══ RECORDED DATA ══

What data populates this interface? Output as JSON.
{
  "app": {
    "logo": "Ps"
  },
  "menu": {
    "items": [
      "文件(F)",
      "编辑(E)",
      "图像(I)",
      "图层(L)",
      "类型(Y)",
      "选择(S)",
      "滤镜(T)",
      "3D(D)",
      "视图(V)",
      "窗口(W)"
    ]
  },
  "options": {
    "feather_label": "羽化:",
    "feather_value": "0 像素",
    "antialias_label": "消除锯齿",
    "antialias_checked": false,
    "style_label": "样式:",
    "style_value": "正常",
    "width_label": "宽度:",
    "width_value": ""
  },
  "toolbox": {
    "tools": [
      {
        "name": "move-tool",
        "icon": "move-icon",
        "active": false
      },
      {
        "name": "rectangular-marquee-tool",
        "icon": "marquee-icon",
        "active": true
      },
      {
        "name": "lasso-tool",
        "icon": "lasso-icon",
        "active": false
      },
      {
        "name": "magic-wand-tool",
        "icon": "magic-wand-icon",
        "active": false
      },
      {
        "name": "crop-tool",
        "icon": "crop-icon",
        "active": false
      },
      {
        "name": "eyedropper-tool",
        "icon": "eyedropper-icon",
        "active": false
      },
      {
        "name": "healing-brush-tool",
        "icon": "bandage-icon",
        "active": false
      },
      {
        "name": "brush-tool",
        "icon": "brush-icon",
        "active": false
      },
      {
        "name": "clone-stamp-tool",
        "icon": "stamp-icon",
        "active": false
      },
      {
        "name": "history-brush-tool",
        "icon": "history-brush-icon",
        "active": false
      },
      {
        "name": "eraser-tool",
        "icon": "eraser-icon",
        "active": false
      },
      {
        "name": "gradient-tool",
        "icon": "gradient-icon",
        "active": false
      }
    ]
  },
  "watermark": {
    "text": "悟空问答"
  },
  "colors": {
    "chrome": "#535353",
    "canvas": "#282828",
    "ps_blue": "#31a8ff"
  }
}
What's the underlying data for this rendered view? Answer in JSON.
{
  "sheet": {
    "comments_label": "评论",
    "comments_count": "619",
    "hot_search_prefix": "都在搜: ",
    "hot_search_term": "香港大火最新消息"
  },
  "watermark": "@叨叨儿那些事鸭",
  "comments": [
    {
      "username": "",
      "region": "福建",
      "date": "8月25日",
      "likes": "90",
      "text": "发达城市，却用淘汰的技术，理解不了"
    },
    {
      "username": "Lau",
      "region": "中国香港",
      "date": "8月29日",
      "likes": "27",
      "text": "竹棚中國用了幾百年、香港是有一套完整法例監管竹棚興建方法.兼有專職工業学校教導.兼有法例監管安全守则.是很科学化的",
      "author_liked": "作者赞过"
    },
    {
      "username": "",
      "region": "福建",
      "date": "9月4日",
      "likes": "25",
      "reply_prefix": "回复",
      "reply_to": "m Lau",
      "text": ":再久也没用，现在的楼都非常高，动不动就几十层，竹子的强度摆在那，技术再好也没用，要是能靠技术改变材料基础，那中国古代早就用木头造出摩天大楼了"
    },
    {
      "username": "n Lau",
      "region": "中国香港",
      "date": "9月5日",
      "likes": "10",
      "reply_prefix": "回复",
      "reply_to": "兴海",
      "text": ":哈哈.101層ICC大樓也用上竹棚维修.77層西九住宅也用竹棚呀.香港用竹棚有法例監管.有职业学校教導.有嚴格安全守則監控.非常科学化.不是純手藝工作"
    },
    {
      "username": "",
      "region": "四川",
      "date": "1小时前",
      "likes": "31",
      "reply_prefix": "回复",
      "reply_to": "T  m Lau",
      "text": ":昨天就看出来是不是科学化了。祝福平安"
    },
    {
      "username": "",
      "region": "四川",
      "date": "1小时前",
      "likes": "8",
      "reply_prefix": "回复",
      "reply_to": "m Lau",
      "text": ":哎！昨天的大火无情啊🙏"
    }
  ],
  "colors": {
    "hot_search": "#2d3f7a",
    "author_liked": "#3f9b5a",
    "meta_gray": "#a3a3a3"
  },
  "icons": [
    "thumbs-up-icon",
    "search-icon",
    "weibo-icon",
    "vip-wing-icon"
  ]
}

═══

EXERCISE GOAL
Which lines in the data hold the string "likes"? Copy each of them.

RESPONSE TO THE EXERCISE
      "likes": "90",
      "likes": "27",
      "likes": "25",
      "likes": "10",
      "likes": "31",
      "likes": "8",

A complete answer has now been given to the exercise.